The work of the body.
January 22, 2012 § 3 Comments
I was an obese child with a pretty face and a sharp mind. My parents were preachers, Charismatic, non-denominational preachers. We learned to speak in tongues at vacation bible school and my babysitters cast out demons as easily as they ordered pizza. Adults in my life lovingly repeated, “It’s what’s on the inside that counts!” It’s what’s on the inside that the counts, the inside counts, the outside doesn’t count. The outside only counts if you are a heathen, or just especially dumb.
Don’t you know all flesh is grass!?
Don’t you know this will all fade away!?

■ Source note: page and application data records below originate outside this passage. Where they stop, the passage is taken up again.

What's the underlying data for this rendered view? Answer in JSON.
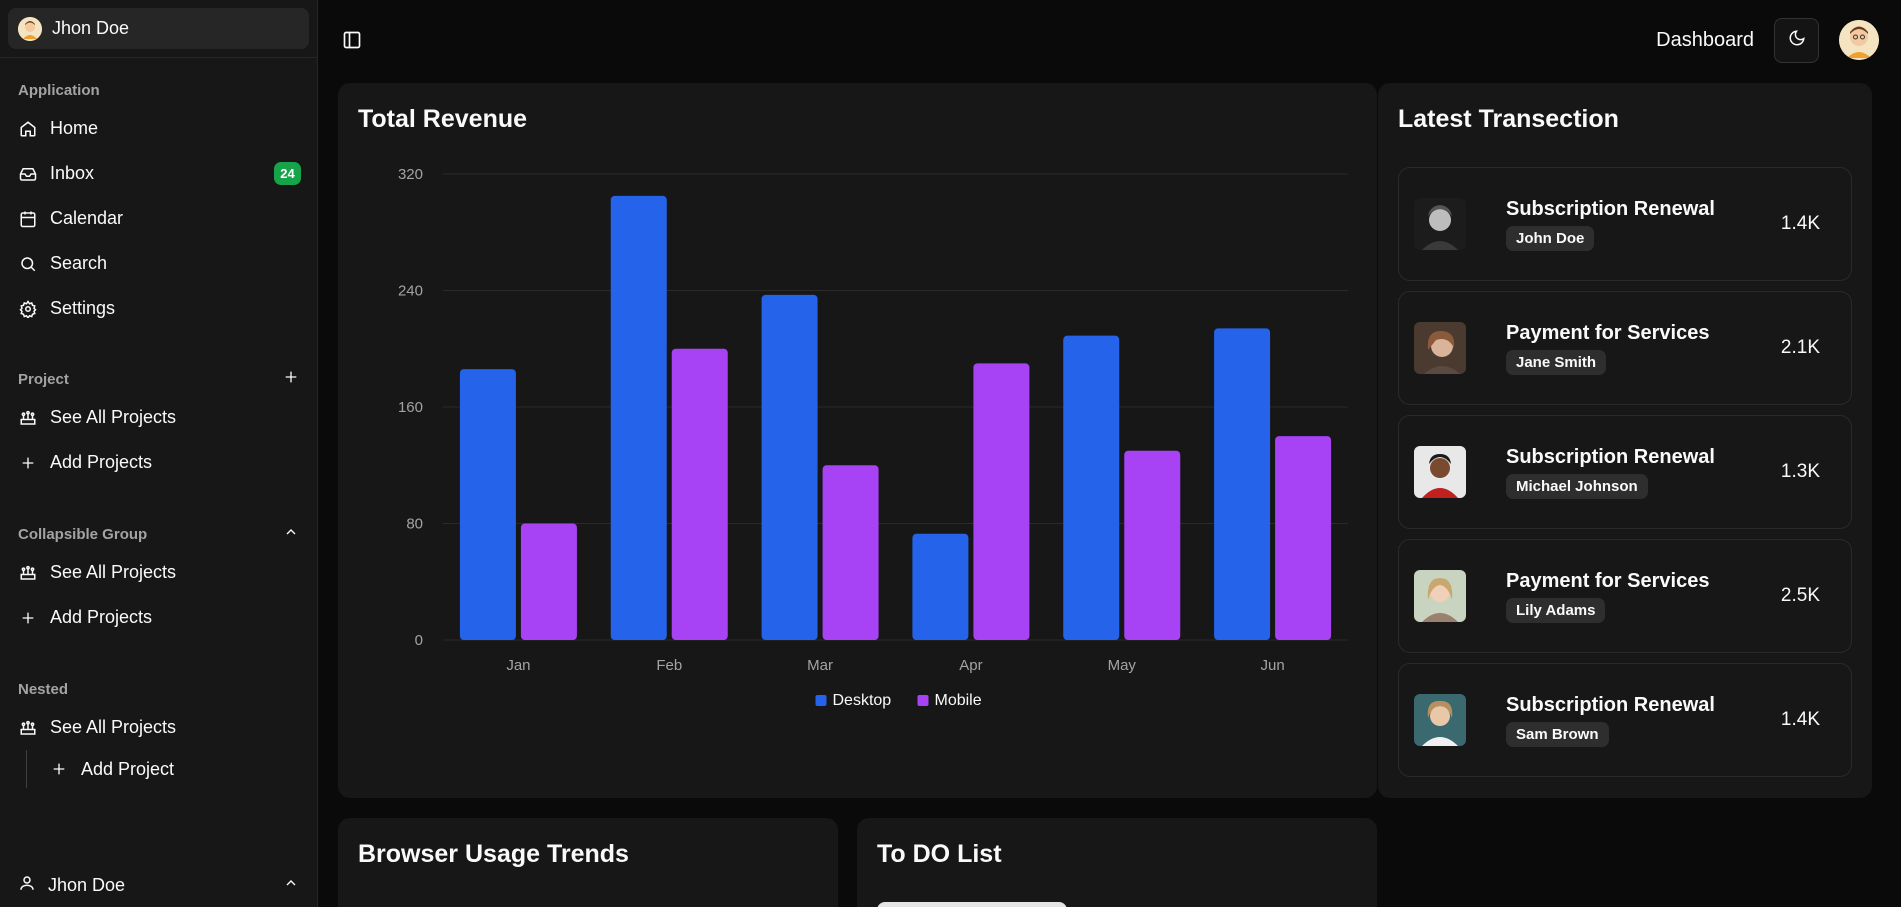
{
  "sidebar": {
    "user_name": "Jhon Doe",
    "application": {
      "label": "Application",
      "items": [
        {
          "label": "Home",
          "icon": "home-icon"
        },
        {
          "label": "Inbox",
          "icon": "inbox-icon",
          "badge": "24"
        },
        {
          "label": "Calendar",
          "icon": "calendar-icon"
        },
        {
          "label": "Search",
          "icon": "search-icon"
        },
        {
          "label": "Settings",
          "icon": "gear-icon"
        }
      ]
    },
    "project": {
      "label": "Project",
      "items": [
        {
          "label": "See All Projects",
          "icon": "projects-icon"
        },
        {
          "label": "Add Projects",
          "icon": "plus-icon"
        }
      ]
    },
    "collapsible": {
      "label": "Collapsible Group",
      "items": [
        {
          "label": "See All Projects",
          "icon": "projects-icon"
        },
        {
          "label": "Add Projects",
          "icon": "plus-icon"
        }
      ]
    },
    "nested": {
      "label": "Nested",
      "items": [
        {
          "label": "See All Projects",
          "icon": "projects-icon"
        }
      ],
      "sub_items": [
        {
          "label": "Add Project",
          "icon": "plus-icon"
        }
      ]
    },
    "footer_user": "Jhon Doe"
  },
  "header": {
    "title": "Dashboard"
  },
  "revenue": {
    "title": "Total Revenue"
  },
  "chart_data": {
    "type": "bar",
    "categories": [
      "Jan",
      "Feb",
      "Mar",
      "Apr",
      "May",
      "Jun"
    ],
    "series": [
      {
        "name": "Desktop",
        "values": [
          186,
          305,
          237,
          73,
          209,
          214
        ],
        "color": "#2563eb"
      },
      {
        "name": "Mobile",
        "values": [
          80,
          200,
          120,
          190,
          130,
          140
        ],
        "color": "#a742f5"
      }
    ],
    "yticks": [
      0,
      80,
      160,
      240,
      320
    ],
    "ylim": [
      0,
      320
    ],
    "grid": true,
    "legend": "bottom"
  },
  "transactions": {
    "title": "Latest Transection",
    "items": [
      {
        "title": "Subscription Renewal",
        "name": "John Doe",
        "amount": "1.4K"
      },
      {
        "title": "Payment for Services",
        "name": "Jane Smith",
        "amount": "2.1K"
      },
      {
        "title": "Subscription Renewal",
        "name": "Michael Johnson",
        "amount": "1.3K"
      },
      {
        "title": "Payment for Services",
        "name": "Lily Adams",
        "amount": "2.5K"
      },
      {
        "title": "Subscription Renewal",
        "name": "Sam Brown",
        "amount": "1.4K"
      }
    ]
  },
  "browser": {
    "title": "Browser Usage Trends"
  },
  "todo": {
    "title": "To DO List"
  }
}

This is how I lived with my body most of my life. My body was just a thing that didn’t matter, an inconvenient, uncomfortable container that I had to wait inside of, carry like a cross, pray to be delivered from, discipline mercilessly.
My body. The stuff of me that exists outside my brain, and wherever my heart is. My body is almost six feet tall, weighs around 170 pounds, has gigantic feet stuck to one end, and a somewhat ridiculous amount of hair to the other. Its trunk is almost longer than its legs, its arms never know how to hang. It has never had much of a posterior, until the powerlifting. Twice it has stretched to build and protect other little bodies , and twice it has been cut into, unexpectedly, to rescue the people living inside it.
My body has been producing and/or feeding other people for almost five years straight. My body loves to deadlift, to squat, to move huge amounts of iron across the room. My body pushes the old Volvo up the driveway, picks up the sandbox full of rainwater, sprints to catch the toddler running for the street.
My body carried me to school, to church, to band camp, to graduation. It walked me on stage, off ledges, down the aisle. It married my husband, made my babies, and pushed every single button that put these very words on the screen.
How does this not count?
Remember the part about our bodies as temples, and God valuing the human body so highly that he chose to live in one, and then walk around in it healing bodies, feeding bodies, and eventually letting his own be broken as a sacrifice for the whole world?
Your body is important to God. Your body is important to your husband. Your body is important to your children. Your body should be important to you.
Does it get in your way? Does it keep you from working, from playing, from loving? Is it stacked up around you like sandbags, keeping the whole world out? Is it the wall you hit when you’re inspired to do brave things? Is it the excuse you make when you are called but to afraid to answer?
Is your body strong? Does it GO when you say go? Does it carry you with grace and momentum? Does it help you do your work?